--- THE DATA Enclosed Below ---

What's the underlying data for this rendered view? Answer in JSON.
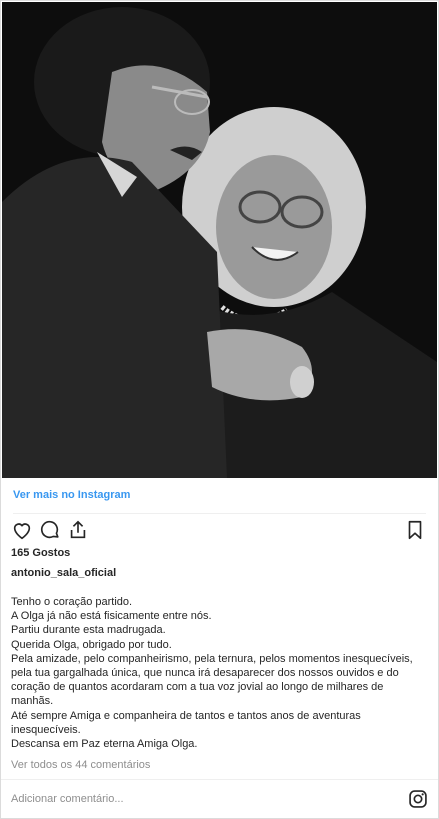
{
  "post": {
    "view_more_label": "Ver mais no Instagram",
    "likes": "165 Gostos",
    "username": "antonio_sala_oficial",
    "caption_lines": [
      "Tenho o coração partido.",
      "A Olga já não está fisicamente entre nós.",
      "Partiu durante esta madrugada.",
      "Querida Olga, obrigado por tudo.",
      "Pela amizade, pelo companheirismo, pela ternura, pelos momentos inesquecíveis, pela tua gargalhada única, que nunca irá desaparecer dos nossos ouvidos e do coração de quantos acordaram com a tua voz jovial ao longo de milhares de manhãs.",
      "Até sempre Amiga e companheira de tantos e tantos anos de aventuras inesquecíveis.",
      "Descansa em Paz eterna Amiga Olga."
    ],
    "view_comments_label": "Ver todos os 44 comentários",
    "add_comment_placeholder": "Adicionar comentário..."
  },
  "icons": {
    "like": "heart-icon",
    "comment": "comment-bubble-icon",
    "share": "share-icon",
    "save": "bookmark-icon",
    "brand": "instagram-icon"
  },
  "colors": {
    "link": "#3897f0",
    "text": "#262626",
    "muted": "#8e8e8e",
    "border": "#dbdbdb"
  }
}
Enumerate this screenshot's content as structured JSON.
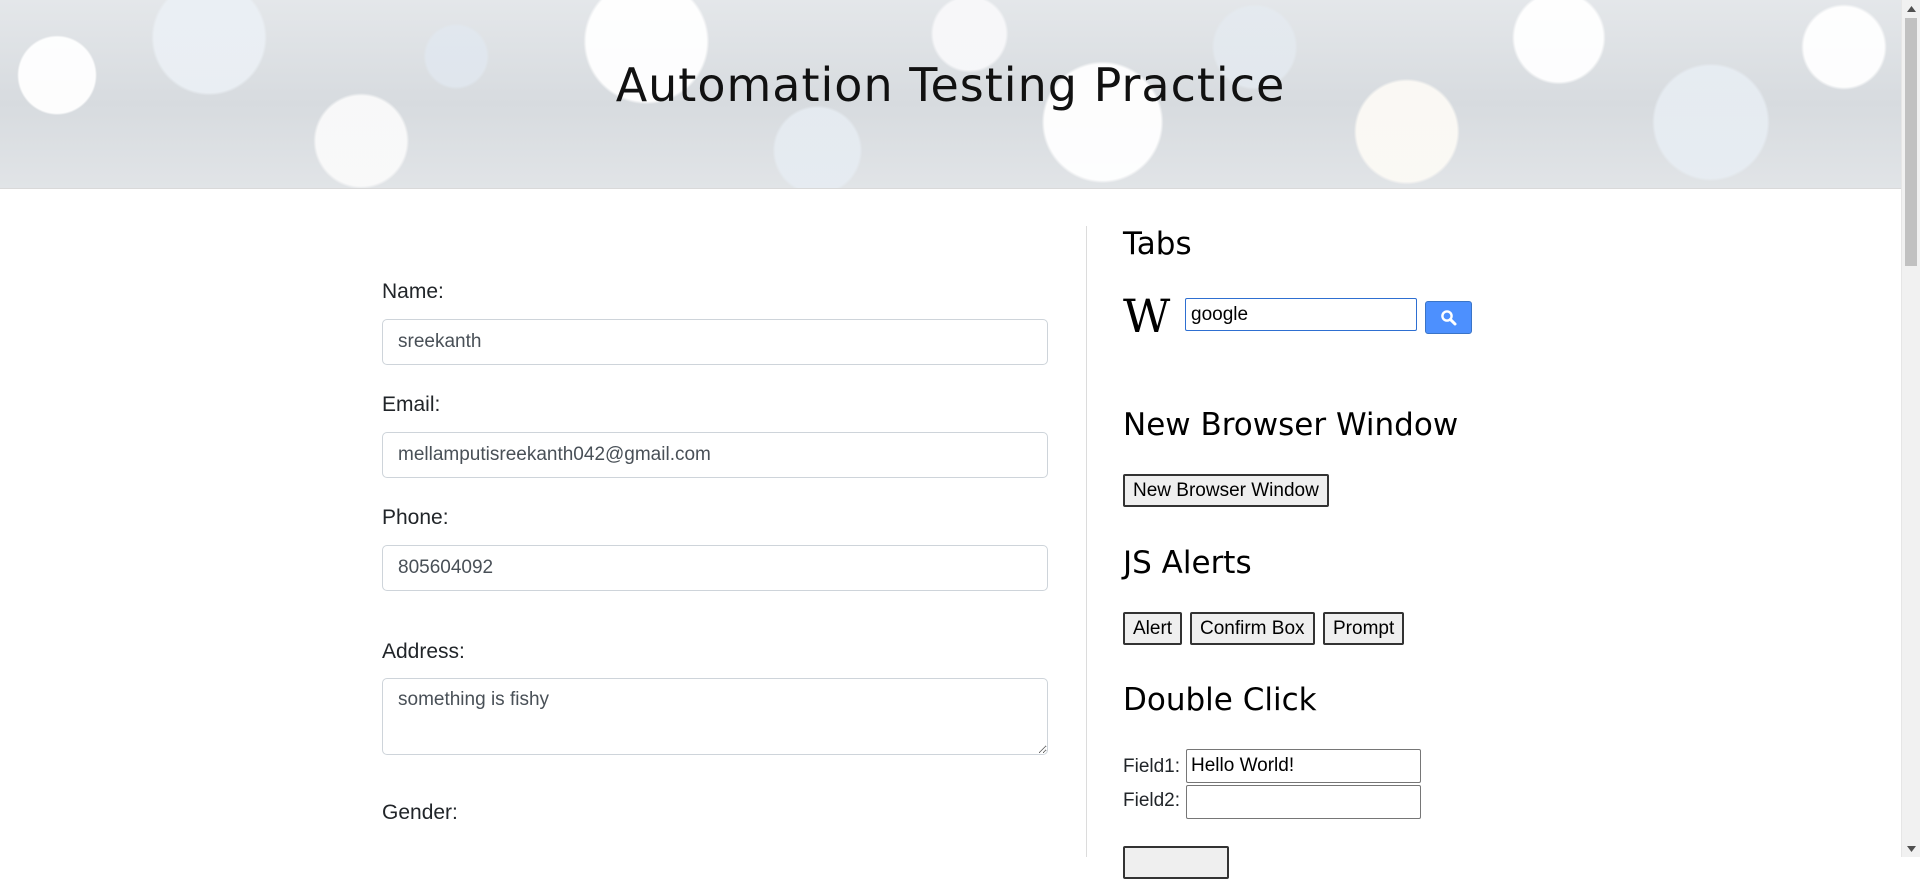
{
  "header": {
    "title": "Automation Testing Practice"
  },
  "form": {
    "name": {
      "label": "Name:",
      "value": "sreekanth"
    },
    "email": {
      "label": "Email:",
      "value": "mellamputisreekanth042@gmail.com"
    },
    "phone": {
      "label": "Phone:",
      "value": "805604092"
    },
    "address": {
      "label": "Address:",
      "value": "something is fishy"
    },
    "gender": {
      "label": "Gender:"
    }
  },
  "tabs": {
    "title": "Tabs",
    "wiki_logo": "W",
    "search_value": "google",
    "search_icon": "search-icon"
  },
  "new_window": {
    "title": "New Browser Window",
    "button_label": "New Browser Window"
  },
  "js_alerts": {
    "title": "JS Alerts",
    "alert_label": "Alert",
    "confirm_label": "Confirm Box",
    "prompt_label": "Prompt"
  },
  "double_click": {
    "title": "Double Click",
    "field1_label": "Field1:",
    "field1_value": "Hello World!",
    "field2_label": "Field2:",
    "field2_value": ""
  },
  "colors": {
    "search_button": "#4d90fe",
    "input_focus_border": "#2e6fd1",
    "scroll_thumb": "#c1c1c1"
  }
}
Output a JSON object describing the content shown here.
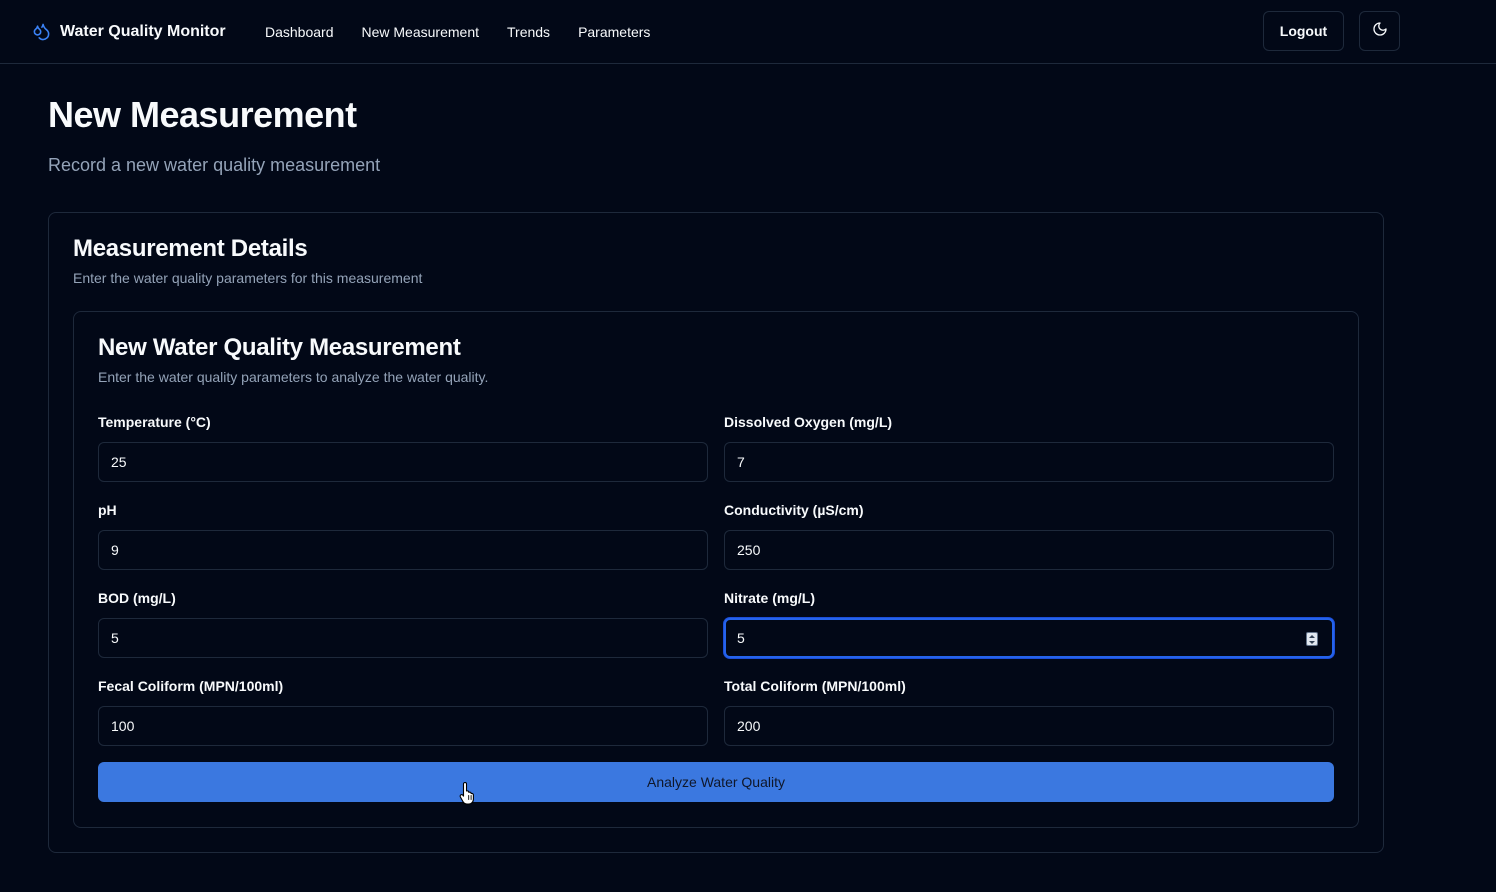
{
  "nav": {
    "brand": "Water Quality Monitor",
    "brand_icon": "droplet-icon",
    "links": [
      {
        "label": "Dashboard"
      },
      {
        "label": "New Measurement"
      },
      {
        "label": "Trends"
      },
      {
        "label": "Parameters"
      }
    ],
    "logout_label": "Logout",
    "theme_icon": "moon-icon"
  },
  "page": {
    "title": "New Measurement",
    "subtitle": "Record a new water quality measurement"
  },
  "details_card": {
    "title": "Measurement Details",
    "description": "Enter the water quality parameters for this measurement"
  },
  "form": {
    "title": "New Water Quality Measurement",
    "description": "Enter the water quality parameters to analyze the water quality.",
    "fields": [
      {
        "label": "Temperature (°C)",
        "value": "25"
      },
      {
        "label": "Dissolved Oxygen (mg/L)",
        "value": "7"
      },
      {
        "label": "pH",
        "value": "9"
      },
      {
        "label": "Conductivity (µS/cm)",
        "value": "250"
      },
      {
        "label": "BOD (mg/L)",
        "value": "5"
      },
      {
        "label": "Nitrate (mg/L)",
        "value": "5",
        "focused": true
      },
      {
        "label": "Fecal Coliform (MPN/100ml)",
        "value": "100"
      },
      {
        "label": "Total Coliform (MPN/100ml)",
        "value": "200"
      }
    ],
    "submit_label": "Analyze Water Quality"
  },
  "colors": {
    "background": "#020817",
    "border": "#1e293b",
    "muted_text": "#94a3b8",
    "primary_button": "#3b78e0",
    "focus_ring": "#2563eb"
  }
}
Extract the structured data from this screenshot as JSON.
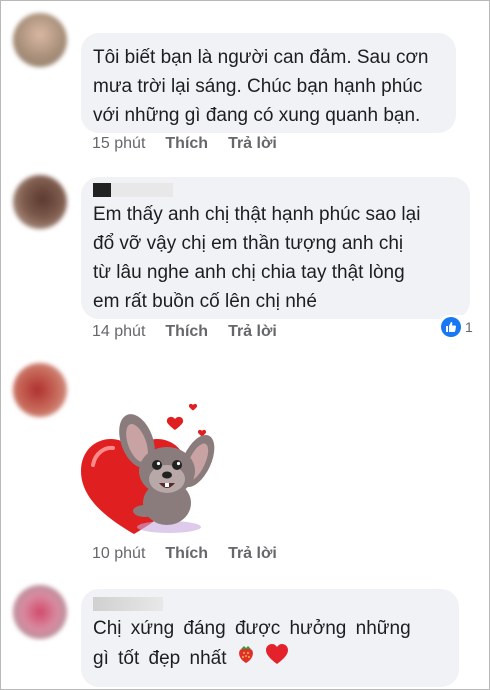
{
  "comments": [
    {
      "text_lines": [
        "Tôi biết bạn là người can đảm. Sau cơn",
        "mưa trời lại sáng. Chúc bạn hạnh phúc",
        "với những gì đang có xung quanh bạn."
      ],
      "time": "15 phút",
      "like_label": "Thích",
      "reply_label": "Trả lời"
    },
    {
      "text_lines": [
        "Em thấy anh chị thật hạnh phúc sao lại",
        "đổ vỡ vậy chị em thần tượng anh chị",
        "từ lâu nghe anh chị chia tay thật lòng",
        "em rất buồn cố lên chị nhé"
      ],
      "time": "14 phút",
      "like_label": "Thích",
      "reply_label": "Trả lời",
      "reaction_icon": "thumbs-up-icon",
      "reaction_count": "1"
    },
    {
      "sticker": "dog-with-heart-sticker",
      "time": "10 phút",
      "like_label": "Thích",
      "reply_label": "Trả lời"
    },
    {
      "text_lines": [
        "Chị xứng đáng được hưởng những",
        "gì tốt đẹp nhất"
      ],
      "emojis": [
        "strawberry-icon",
        "red-heart-icon"
      ]
    }
  ],
  "colors": {
    "bubble": "#f0f2f5",
    "meta_text": "#65676b",
    "like_blue": "#1877f2"
  }
}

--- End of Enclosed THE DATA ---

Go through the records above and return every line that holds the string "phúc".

• OUTPUT:
        "mưa trời lại sáng. Chúc bạn hạnh phúc",
        "Em thấy anh chị thật hạnh phúc sao lại",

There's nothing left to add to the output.